On the Côte d'Azur, we escape to our secret beach before the cicadas begin to hum. Morning shadows still long, cedars on the hill protect the little harbor from the sun. The sun is piercing through in spots along the shore and we settle down. The water is so crystal clear we can see the fish swimming among the rocks.
Back at the house, Brigitte is rolling out veal escalopes in her cool Mediterranean tiled kitchen, lights off, shade down. She’s got some poutargue. She’s working her way along each flattened escalope with a sharp knife, slicing each one into smaller strips, getting ready to sear them.
She’s begun mincing shallots on her mother Mamy Durandeau’s old wood board, the one she salvaged when the house was put up for sale. So many memories sliced and minced into an old wood board. We look up to the hill, shading our eyes, and see Mamy’s empty house hovering in a perfumed cloud of sun toasted cedars and flowering trees. In her kitchen, Brigitte simmers the minced shallots with sour things, reducing it down, tossing the pan now and then, humming something.
The shallots are sizzling now. The liquid has reduced. Brigitte has scraped the zest from a lemon, she has curled the clean leaves of a bouquet of basil and sliced it into fine chiffonade. Tart simmered shallots, slivered lemon zest, basil, and plump raisins are tossed together in a bowl and she puts it away. She unwraps the hard waxed poutargue to let it breathe. She will use it all.

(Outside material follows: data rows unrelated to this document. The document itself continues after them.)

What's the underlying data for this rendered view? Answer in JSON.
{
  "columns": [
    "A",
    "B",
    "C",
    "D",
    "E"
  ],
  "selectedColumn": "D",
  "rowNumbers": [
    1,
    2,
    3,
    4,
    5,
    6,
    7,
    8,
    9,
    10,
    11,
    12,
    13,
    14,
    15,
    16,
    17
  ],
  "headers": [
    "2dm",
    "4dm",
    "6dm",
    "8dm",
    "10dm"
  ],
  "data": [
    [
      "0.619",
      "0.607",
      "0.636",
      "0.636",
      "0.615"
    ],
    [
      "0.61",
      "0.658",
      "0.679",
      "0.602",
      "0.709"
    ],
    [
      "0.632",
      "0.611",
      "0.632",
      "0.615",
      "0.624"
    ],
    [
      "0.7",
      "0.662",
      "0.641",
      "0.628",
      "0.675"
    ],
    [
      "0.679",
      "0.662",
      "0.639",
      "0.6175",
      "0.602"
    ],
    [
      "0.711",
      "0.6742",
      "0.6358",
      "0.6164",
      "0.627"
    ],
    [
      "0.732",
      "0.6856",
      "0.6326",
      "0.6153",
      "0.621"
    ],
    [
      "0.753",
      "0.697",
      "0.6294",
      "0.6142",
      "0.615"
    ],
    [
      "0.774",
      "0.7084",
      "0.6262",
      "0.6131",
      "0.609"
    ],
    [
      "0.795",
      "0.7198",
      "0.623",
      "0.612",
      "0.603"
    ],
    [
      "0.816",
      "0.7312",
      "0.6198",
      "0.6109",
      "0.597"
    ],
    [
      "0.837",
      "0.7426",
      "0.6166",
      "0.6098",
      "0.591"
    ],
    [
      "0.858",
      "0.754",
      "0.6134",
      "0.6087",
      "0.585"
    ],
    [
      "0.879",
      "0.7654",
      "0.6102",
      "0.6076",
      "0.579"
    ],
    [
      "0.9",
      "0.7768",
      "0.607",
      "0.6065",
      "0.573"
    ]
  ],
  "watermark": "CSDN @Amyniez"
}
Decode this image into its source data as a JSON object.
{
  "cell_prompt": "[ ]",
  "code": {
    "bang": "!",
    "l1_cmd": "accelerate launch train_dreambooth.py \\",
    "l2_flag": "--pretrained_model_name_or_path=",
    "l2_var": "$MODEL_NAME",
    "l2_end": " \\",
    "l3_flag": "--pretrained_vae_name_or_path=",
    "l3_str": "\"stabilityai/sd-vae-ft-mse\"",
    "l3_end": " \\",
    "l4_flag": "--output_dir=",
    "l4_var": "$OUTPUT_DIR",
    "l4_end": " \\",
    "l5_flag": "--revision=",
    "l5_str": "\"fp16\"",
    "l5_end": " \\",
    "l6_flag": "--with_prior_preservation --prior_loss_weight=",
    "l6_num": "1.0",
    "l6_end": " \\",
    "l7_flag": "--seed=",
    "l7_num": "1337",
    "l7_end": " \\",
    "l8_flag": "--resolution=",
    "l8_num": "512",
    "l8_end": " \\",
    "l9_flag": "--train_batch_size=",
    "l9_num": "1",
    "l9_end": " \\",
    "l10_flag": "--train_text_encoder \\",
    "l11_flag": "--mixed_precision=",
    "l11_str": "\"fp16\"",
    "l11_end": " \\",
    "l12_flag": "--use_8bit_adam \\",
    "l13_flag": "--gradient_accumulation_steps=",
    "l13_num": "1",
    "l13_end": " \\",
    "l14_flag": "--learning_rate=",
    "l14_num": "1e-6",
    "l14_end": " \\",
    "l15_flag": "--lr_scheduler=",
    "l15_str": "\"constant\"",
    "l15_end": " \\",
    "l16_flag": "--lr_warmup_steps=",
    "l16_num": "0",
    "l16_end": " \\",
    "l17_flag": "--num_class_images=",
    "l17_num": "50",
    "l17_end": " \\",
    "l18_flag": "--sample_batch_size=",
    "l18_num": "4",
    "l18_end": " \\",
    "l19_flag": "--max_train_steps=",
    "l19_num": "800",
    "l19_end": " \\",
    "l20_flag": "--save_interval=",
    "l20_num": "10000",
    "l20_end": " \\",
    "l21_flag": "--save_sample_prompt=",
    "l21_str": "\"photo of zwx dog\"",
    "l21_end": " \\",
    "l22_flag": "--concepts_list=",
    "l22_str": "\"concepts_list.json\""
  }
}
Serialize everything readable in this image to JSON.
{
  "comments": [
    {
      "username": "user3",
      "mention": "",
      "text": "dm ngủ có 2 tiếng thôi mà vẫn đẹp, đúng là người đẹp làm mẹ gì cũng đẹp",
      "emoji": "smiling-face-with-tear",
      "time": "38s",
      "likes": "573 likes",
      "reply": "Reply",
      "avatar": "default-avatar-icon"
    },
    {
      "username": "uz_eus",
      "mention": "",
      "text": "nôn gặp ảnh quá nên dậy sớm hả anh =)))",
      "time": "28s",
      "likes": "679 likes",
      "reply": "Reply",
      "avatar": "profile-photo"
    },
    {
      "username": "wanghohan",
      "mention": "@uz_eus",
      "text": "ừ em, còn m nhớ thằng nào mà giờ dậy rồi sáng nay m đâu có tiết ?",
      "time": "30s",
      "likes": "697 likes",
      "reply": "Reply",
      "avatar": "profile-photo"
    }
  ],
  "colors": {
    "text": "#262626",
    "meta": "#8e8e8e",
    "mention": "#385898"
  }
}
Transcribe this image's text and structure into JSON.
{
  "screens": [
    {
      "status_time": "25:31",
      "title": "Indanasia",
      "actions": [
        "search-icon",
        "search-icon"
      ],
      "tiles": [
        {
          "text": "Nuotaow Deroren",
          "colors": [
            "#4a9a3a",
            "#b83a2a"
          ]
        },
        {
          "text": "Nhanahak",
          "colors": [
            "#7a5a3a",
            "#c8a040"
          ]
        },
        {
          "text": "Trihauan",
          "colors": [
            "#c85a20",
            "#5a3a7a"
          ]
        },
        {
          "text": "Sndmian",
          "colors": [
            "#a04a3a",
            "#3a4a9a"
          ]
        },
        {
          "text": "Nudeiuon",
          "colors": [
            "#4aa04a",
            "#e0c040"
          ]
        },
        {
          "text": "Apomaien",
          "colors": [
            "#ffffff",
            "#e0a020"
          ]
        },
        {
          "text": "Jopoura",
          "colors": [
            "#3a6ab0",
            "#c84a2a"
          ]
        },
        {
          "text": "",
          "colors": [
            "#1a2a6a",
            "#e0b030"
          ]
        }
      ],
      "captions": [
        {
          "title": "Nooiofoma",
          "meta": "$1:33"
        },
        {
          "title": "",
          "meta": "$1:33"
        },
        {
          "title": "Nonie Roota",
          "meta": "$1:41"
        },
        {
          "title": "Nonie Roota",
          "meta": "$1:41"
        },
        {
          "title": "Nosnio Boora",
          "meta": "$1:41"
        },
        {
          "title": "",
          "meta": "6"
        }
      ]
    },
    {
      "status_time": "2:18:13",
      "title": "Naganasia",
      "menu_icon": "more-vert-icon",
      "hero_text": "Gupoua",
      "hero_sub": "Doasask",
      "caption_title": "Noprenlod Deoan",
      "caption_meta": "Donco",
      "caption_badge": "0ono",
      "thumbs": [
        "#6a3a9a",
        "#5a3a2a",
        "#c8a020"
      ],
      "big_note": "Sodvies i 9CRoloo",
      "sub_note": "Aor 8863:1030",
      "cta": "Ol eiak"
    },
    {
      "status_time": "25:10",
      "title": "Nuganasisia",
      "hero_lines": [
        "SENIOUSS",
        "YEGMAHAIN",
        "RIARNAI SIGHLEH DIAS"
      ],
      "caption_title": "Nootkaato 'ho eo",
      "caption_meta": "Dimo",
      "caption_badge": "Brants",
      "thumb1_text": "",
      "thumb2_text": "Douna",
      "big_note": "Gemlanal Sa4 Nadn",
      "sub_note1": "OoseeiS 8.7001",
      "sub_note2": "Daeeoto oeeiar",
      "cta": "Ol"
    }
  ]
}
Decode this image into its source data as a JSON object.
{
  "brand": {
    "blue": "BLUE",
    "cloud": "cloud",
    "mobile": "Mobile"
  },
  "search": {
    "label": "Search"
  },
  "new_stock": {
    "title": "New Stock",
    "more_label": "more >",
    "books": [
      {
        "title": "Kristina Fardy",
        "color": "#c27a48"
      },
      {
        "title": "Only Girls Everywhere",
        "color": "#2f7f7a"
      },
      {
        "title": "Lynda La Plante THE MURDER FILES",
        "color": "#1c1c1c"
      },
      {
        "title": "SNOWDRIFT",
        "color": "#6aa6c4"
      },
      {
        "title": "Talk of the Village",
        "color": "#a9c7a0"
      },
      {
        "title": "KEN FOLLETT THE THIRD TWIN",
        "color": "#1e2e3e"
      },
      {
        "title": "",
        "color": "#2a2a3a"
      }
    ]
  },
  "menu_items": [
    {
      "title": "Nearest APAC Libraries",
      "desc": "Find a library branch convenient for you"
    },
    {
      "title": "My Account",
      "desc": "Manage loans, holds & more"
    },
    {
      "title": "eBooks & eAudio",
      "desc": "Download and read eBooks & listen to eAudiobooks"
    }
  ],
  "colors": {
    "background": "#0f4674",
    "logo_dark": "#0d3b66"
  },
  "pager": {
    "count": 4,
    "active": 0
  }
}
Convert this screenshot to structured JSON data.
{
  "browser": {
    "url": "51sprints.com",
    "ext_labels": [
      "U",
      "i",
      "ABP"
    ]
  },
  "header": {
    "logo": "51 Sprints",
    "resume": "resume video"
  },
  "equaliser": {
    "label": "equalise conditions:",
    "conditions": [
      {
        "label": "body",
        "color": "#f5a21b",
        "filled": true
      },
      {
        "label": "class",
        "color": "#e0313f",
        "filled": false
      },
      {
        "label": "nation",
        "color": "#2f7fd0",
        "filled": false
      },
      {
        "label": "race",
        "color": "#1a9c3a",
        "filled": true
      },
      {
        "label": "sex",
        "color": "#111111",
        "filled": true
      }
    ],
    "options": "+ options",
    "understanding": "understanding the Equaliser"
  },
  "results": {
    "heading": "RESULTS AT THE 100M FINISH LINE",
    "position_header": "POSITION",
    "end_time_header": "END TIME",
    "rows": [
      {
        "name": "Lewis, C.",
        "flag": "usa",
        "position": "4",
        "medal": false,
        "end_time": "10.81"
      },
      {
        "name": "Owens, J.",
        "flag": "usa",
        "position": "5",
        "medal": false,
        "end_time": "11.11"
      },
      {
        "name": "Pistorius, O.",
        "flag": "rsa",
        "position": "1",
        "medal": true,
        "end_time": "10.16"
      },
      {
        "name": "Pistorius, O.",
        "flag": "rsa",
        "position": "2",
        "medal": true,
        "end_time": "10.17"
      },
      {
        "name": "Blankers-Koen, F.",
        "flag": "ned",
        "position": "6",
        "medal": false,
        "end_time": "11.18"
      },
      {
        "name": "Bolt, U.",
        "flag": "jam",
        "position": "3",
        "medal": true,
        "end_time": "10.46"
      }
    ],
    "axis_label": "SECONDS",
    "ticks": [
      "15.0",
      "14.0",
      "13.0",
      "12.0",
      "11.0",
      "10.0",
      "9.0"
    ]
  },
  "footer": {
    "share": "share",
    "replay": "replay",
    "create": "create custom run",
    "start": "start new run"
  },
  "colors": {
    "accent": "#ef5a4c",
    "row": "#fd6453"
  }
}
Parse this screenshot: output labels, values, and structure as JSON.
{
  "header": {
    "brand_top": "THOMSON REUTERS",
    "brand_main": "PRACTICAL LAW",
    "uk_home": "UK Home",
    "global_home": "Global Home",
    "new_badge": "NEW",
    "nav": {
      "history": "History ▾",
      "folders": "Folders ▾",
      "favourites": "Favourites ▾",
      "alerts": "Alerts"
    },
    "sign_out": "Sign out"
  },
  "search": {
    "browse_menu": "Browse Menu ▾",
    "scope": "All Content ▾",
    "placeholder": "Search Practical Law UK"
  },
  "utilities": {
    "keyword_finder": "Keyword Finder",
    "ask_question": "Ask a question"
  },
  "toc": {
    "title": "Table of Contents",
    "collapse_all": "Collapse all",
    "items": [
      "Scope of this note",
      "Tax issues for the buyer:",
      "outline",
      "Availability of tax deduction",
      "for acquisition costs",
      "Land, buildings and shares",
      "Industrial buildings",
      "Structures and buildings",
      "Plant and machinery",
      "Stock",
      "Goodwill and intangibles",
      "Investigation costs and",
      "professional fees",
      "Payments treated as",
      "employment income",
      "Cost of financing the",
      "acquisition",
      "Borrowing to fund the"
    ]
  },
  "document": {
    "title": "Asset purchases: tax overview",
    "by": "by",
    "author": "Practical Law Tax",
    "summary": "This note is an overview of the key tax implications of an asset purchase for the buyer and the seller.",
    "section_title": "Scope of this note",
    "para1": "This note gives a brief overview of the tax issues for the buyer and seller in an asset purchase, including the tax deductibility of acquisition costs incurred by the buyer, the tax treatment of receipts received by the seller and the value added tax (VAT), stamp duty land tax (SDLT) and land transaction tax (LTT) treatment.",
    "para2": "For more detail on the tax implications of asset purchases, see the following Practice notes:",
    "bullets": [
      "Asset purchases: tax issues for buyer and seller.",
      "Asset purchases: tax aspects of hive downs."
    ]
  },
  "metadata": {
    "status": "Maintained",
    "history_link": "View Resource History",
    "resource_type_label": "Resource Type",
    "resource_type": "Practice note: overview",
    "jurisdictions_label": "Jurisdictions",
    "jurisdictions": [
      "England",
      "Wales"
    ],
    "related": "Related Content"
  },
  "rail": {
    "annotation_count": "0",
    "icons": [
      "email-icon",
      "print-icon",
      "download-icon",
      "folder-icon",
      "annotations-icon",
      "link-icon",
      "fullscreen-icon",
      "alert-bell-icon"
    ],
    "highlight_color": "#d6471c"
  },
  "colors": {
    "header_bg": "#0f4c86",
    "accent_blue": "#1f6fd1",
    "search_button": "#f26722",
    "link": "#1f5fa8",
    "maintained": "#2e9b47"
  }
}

A breeze enters the kitchen. We are soothed by the cool tile in the house again when we leave our shoes at the door. Barefoot, we join the group that has assembled at the table, glasses of local rosé all around.
For 4 people. This recipe can be fully prepared in advance as its three elements and assembled quickly for guests. It is delicious as a summer cold dish. Prepare each element separately and refrigerate until your guests arrive, then let it warm up slightly to allow the flavors to all come through before assembling the plates or the whole on a pretty platter.
4 veal escalopes, sliced thin.
50 grams of poutargue, aka bottargo or bottarga
1 organic lemon
50 grams yellow raisins
2 good sized shallots
1/4 cup white wine vinegar
1/4 cup rosé wine
1 small bouquet of basil, about 15 large leaves
1 tablespoon olive oil
For the sauce:
2 tablespoons of walnut oil
1/4 cup beef stock, reduced to 1 tablespoon
1 tablespoon sherry vinegar
Salt and white pepper
200 grams of arugula, washed and dried for final serving
Pound the veal escalopes thin. Cut them across the grain into strips, about 1 1/2 inches by 3 inches. Reserve in the refrigerator.
Peel and mince the shallots, and heat them in a pan with the white wine vinegar and wine, bringing to a boil. Reduce slowly over medium heat until the liquid is fully reduced. Reserve.
Remove the lemon zest and sliver it into thin strips with a sharp knife. Remove the basil leaves from the plant, wash them, roll them into a cigar shape and slice crosswise very thinly, to produce a thin chiffonade. Mix the cooked shallots, lemon zest, basil, yellow raisins, and white pepper together in a bowl. Remove the wax from the outside of the part of the poutargue you plan to use. Slice thinly.
Prepare the sauce: in a bowl, whisk the sherry vinegar, walnut oil, reduced veal or beef stock, and season with salt and white pepper. (this dish can be prepared in advance to this point, and cooked and assembled 5 minutes before serving.)
Heat up a cast iron grill or a plancha. Brush the veal pieces with olive oil, and season lightly with salt. Grill quickly on the hot grill, turning the piccatas after a few seconds to brown each side. Plate them directly on the serving plates on a bed of fresh arugula, sprinkling the shallot basil raisin and lemon condiment, a generous topping of slices of poutargue, and finally the sauce.
The wine you choose for this dish should not only go well with the warm meaty flavor of the veal, but also stand up to the counterpoint from the acidic condiment and briny poutargue. A fruity Chenin blanc or a red wine dominated more by its vivacity rather than tannins would do nicely.
Lucy's Kitchen Notebook
(Images: Lucy Vanel of Lucy's Kitchen Notebook)